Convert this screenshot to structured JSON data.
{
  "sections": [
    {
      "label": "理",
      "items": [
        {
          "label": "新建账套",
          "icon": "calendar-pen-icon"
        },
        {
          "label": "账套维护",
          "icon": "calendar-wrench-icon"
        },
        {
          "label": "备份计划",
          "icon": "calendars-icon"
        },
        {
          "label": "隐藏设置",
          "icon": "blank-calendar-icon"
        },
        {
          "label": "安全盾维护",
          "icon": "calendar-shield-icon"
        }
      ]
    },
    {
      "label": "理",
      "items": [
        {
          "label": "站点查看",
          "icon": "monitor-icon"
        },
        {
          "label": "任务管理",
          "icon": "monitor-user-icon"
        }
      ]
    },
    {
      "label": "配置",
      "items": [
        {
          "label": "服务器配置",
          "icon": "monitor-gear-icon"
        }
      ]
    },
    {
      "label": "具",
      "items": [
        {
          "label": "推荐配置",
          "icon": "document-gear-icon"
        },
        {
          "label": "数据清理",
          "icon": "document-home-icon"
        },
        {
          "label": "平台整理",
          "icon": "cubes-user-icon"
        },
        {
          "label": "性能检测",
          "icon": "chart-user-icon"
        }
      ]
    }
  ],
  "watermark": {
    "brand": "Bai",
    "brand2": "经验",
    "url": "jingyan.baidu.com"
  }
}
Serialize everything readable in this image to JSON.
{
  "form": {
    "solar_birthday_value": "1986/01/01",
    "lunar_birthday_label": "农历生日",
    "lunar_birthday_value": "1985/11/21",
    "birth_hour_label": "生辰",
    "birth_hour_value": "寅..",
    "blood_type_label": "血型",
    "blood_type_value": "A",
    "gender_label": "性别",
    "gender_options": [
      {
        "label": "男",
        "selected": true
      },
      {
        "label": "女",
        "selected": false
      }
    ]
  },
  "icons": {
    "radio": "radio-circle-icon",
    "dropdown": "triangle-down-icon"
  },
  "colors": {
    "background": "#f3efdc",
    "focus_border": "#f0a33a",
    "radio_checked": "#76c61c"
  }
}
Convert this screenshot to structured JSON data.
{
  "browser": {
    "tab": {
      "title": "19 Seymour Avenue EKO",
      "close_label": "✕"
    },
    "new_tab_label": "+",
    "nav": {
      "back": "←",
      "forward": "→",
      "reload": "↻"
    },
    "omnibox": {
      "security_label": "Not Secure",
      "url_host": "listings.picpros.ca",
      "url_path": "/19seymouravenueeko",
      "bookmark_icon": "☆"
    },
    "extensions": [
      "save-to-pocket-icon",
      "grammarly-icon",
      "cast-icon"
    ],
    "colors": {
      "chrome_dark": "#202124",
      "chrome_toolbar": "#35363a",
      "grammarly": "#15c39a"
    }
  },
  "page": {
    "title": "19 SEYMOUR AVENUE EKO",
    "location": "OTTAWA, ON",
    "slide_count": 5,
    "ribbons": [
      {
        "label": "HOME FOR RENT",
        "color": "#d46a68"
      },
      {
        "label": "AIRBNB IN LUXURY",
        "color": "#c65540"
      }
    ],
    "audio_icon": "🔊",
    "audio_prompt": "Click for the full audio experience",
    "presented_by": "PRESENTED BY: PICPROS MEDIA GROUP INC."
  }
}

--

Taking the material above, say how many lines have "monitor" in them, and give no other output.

3